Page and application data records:
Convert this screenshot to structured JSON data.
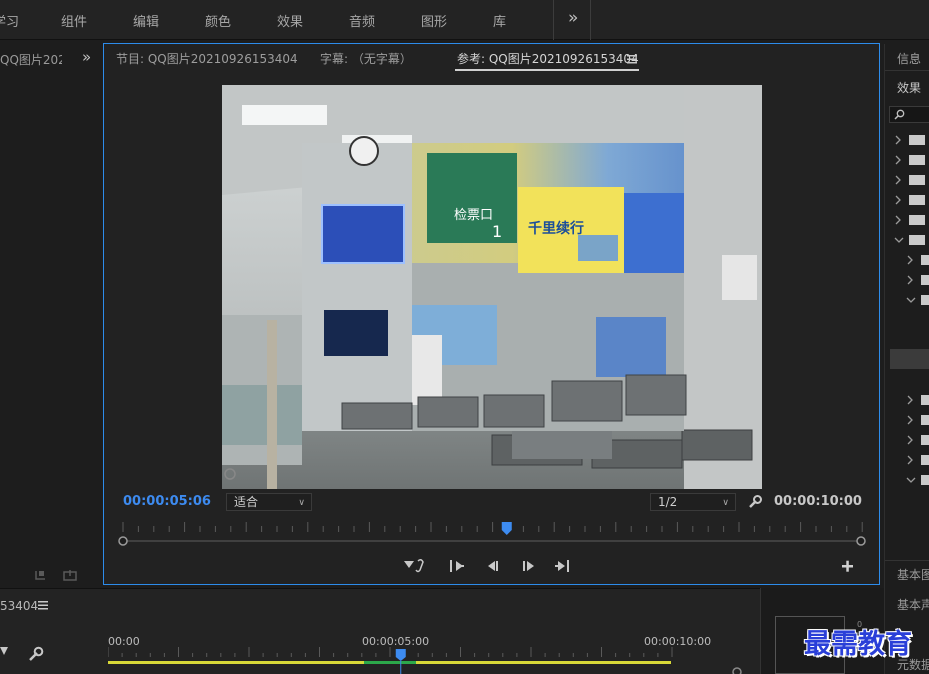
{
  "workspaces": [
    "学习",
    "组件",
    "编辑",
    "颜色",
    "效果",
    "音频",
    "图形",
    "库"
  ],
  "overflow_label": "»",
  "left_panel": {
    "tab_label": "QQ图片202"
  },
  "monitor": {
    "tabs": [
      {
        "label": "节目: QQ图片20210926153404"
      },
      {
        "label": "字幕: （无字幕）"
      },
      {
        "label": "参考: QQ图片20210926153404"
      }
    ],
    "current_time": "00:00:05:06",
    "zoom": "适合",
    "resolution": "1/2",
    "duration": "00:00:10:00",
    "playhead_fraction": 0.52
  },
  "right_panel": {
    "info_label": "信息",
    "effects_label": "效果",
    "bottom_labels": [
      "基本图",
      "基本声",
      "元数据"
    ]
  },
  "timeline": {
    "sequence_label": "53404",
    "ruler": [
      "00:00",
      "00:00:05:00",
      "00:00:10:00"
    ],
    "playhead_fraction": 0.52
  },
  "watermark": "最需教育",
  "colors": {
    "accent": "#2d8ceb",
    "timecode_blue": "#3d8bf0",
    "workarea": "#d8d838"
  }
}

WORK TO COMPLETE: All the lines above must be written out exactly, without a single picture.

RESPONSE FOR THIS EXERCISE:
Convert this screenshot to structured JSON data.
{
  "workspaces": [
    "学习",
    "组件",
    "编辑",
    "颜色",
    "效果",
    "音频",
    "图形",
    "库"
  ],
  "overflow_label": "»",
  "left_panel": {
    "tab_label": "QQ图片202"
  },
  "monitor": {
    "tabs": [
      {
        "label": "节目: QQ图片20210926153404"
      },
      {
        "label": "字幕: （无字幕）"
      },
      {
        "label": "参考: QQ图片20210926153404"
      }
    ],
    "current_time": "00:00:05:06",
    "zoom": "适合",
    "resolution": "1/2",
    "duration": "00:00:10:00",
    "playhead_fraction": 0.52
  },
  "right_panel": {
    "info_label": "信息",
    "effects_label": "效果",
    "bottom_labels": [
      "基本图",
      "基本声",
      "元数据"
    ]
  },
  "timeline": {
    "sequence_label": "53404",
    "ruler": [
      "00:00",
      "00:00:05:00",
      "00:00:10:00"
    ],
    "playhead_fraction": 0.52
  },
  "watermark": "最需教育",
  "colors": {
    "accent": "#2d8ceb",
    "timecode_blue": "#3d8bf0",
    "workarea": "#d8d838"
  }
}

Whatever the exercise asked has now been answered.